In yesterday’s White House press briefing, spokesman Tony Snow had this to say regarding the President’s position on embryonic stem cell research, specifically regarding the fact that these are embryos which are going to be discarded anyhow:
“…the President is not going to get on the slippery slope of taking something that is living and making it dead for the purpose of research.”
No, no, that would be a tragedy. But taking living things and making them dead in the name of world politics is a completely noble cause. Jackass.
This is just too freakin sweet not to pass along. I’m not a regular del.icio.us user, but I happend to stop by today only to be greeted with this gem:
I had to give this treasure its own line because it embodies everything that is good and right in the field of web design. Pure, compatible, solid layouts that don’t rely on hacks. They’re all there, kids. Two-column, three-column, liquid, static — many even support any-order columns. Squirt.
Good thing my wife and I were able to catch Bodies, the Exhibition in Manhattan last month, because it isn’t coming to War Memorial Auditorium any time soon. In a blunt move sure to rescue innocent children from actual education, the city commission blocked the show from using the facility. Mayor Jim Naugle had this to say:
“It makes me think about what happened during the Holocaust,” Naugle said at a Thursday conference meeting. “These are the bodies of oppressed people.”
Really? What does the Fort Lauderdale Gun & Knife Show make you think of? Lollipops and teddy bears? The mayor doesn’t seem to have a problem with the display and free sale of thousands of deadly weapons inside the venue. To be clear, my dissatisfaction about gun shows in general is one of inconsistency, not philosophy.
So let’s hope another venue picks up the show, because it is by far the most informative display of human anatomy one can experience without going to medical school.
My wife and I came across the strangest billboards in Chicago this past weekend. The oddest of the bunch is shown here; others say “I Pooted” or “Yes”. Clearly we had no idea what this was about, but a little Googling reveals what I think is a new breed of viral marketing. I won’t ruin it for you, but check it out:
Spring and Hibernate have long been my choice of frameworks with which to construct maintainable, scalable middle-tier software. Spring promotes good OO design using loose coupling and provides excellent declarative transaction support. Hibernate is the persistence tool of choice for the open source community. Any sane person who programs this way will have given up on EJB long ago. Coarse-grained entities, tightly coupled service objects and XML deployment descripters a-plenty are enough to bring a guy to his knees.
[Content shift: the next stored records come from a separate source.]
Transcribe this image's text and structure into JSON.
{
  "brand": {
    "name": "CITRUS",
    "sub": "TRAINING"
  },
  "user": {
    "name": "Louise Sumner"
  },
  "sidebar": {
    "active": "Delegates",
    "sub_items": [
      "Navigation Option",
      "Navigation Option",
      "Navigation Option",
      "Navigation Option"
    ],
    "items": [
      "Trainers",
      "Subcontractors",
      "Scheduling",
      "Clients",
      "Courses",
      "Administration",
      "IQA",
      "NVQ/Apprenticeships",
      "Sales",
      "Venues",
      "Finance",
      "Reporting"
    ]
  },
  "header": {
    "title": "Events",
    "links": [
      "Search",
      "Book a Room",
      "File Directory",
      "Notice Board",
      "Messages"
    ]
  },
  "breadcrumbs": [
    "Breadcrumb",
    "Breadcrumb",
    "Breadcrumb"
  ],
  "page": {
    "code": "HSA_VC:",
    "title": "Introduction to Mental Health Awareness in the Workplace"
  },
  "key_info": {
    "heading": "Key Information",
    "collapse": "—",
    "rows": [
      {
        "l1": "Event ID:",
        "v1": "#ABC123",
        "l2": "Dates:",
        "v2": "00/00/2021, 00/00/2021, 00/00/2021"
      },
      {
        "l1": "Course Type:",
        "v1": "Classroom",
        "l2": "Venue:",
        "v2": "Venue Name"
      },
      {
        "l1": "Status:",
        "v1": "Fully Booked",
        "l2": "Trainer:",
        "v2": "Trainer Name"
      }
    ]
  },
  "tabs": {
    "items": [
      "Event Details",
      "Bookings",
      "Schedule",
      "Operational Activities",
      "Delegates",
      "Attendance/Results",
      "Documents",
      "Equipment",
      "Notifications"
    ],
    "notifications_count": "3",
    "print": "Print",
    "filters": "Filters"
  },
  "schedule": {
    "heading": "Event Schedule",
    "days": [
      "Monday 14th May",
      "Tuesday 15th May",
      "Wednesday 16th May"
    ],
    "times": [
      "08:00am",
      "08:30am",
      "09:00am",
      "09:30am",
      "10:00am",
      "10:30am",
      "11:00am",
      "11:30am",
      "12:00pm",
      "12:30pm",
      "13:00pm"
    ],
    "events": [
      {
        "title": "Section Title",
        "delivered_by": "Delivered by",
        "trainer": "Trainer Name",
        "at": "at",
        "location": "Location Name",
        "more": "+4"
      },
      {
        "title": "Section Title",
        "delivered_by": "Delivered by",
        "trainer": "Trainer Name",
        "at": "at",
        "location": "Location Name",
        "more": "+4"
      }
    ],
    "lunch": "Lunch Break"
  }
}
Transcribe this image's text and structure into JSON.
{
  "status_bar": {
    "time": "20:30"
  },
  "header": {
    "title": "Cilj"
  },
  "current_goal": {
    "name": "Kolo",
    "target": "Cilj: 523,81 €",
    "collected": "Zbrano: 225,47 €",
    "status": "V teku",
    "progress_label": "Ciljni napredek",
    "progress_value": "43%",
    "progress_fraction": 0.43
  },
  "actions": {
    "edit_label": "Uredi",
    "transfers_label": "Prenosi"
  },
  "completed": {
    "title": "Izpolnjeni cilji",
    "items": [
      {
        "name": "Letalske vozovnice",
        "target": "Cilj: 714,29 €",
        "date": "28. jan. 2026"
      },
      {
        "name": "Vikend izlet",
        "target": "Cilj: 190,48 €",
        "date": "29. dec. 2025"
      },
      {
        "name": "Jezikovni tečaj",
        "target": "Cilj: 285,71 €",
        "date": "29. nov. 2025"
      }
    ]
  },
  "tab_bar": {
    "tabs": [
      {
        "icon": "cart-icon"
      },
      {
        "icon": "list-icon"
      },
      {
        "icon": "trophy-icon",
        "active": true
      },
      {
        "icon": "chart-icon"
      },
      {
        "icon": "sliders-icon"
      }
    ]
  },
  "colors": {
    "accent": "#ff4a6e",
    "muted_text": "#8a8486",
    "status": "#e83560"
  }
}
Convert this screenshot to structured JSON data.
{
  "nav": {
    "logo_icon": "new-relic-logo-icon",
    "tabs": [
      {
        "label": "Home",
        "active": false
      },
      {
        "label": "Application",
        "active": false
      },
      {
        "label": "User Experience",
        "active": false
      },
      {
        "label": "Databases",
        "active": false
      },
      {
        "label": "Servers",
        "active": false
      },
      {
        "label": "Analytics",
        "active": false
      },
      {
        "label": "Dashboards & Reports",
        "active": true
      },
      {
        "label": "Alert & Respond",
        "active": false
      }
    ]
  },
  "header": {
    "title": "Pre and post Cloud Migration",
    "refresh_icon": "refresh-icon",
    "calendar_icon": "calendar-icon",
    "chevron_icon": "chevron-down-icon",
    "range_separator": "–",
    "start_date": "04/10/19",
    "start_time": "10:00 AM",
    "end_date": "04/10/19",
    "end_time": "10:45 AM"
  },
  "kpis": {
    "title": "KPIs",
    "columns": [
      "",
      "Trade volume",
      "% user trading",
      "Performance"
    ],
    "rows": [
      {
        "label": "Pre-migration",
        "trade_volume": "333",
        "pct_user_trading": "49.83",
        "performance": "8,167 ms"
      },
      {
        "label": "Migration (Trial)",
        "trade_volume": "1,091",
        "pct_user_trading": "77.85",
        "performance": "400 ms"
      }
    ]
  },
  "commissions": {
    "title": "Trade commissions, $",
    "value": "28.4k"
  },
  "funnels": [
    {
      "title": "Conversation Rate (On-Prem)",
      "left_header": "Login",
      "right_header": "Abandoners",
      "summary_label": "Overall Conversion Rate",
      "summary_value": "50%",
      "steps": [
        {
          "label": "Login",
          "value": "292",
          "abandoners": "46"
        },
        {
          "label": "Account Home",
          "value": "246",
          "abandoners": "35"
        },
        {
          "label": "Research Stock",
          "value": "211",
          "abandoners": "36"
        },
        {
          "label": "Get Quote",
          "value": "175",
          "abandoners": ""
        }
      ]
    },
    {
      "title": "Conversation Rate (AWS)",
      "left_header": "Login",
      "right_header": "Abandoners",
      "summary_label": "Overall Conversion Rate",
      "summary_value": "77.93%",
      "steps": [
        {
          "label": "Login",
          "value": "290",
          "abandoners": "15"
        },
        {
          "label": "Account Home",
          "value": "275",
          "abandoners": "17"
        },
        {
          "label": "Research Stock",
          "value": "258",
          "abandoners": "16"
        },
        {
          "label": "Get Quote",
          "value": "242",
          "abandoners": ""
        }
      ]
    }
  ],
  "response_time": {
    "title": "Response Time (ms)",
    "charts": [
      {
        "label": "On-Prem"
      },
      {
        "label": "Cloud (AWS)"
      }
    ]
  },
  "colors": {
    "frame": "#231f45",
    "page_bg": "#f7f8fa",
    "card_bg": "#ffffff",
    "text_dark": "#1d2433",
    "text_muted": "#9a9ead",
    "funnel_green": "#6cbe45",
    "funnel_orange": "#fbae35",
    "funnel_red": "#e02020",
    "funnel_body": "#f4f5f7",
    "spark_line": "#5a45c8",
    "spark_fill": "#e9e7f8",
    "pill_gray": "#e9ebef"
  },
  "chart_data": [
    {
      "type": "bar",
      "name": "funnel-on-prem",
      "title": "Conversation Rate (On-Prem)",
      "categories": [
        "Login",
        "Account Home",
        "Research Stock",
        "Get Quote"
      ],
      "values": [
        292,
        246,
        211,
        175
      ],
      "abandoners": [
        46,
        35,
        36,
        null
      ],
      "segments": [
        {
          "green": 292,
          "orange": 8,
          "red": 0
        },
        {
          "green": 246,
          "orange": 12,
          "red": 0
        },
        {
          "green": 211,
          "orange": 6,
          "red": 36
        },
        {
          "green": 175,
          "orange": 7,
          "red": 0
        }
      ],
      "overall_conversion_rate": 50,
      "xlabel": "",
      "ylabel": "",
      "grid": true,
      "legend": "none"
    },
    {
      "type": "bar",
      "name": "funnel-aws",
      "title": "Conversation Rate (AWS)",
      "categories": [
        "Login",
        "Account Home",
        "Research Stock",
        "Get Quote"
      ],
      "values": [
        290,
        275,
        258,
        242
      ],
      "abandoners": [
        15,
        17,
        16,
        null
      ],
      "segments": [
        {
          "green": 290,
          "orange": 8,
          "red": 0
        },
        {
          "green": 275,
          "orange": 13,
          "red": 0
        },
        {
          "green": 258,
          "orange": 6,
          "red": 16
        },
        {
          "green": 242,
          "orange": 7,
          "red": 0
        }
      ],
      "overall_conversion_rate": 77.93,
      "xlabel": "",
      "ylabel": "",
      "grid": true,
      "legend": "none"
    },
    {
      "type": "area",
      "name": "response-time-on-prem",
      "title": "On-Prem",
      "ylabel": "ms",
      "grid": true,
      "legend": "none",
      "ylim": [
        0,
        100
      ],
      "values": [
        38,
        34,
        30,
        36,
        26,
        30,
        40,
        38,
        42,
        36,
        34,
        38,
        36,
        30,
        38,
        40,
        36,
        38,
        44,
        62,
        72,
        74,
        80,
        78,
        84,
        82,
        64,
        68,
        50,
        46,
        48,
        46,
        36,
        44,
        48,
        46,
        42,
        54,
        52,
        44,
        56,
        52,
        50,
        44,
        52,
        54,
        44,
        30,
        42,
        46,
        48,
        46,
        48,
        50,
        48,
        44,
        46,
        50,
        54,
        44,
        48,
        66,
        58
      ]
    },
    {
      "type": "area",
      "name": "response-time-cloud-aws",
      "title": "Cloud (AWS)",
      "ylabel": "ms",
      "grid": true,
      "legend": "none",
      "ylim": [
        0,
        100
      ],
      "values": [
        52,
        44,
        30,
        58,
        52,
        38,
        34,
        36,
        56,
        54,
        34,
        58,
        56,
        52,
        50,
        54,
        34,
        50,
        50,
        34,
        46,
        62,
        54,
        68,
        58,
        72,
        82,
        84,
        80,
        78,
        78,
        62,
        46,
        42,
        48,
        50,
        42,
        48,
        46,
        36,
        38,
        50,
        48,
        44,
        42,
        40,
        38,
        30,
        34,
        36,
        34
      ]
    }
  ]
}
But no more. The EJB expert group, now composed of some of the very creators of modern persistence framework, has bequeathed upon us something wonderful. The lightweight POJO programming model we have come to love is apparent everywhere in the EJB 3.0 specifiction (JSR-220), which was unanimously accepted by the JCP earlier this year. EJB 3.0 is just one goodie in the larger Java EE 5 (JSR-244) bag – but this post is going to be long enough as it is. Continue reading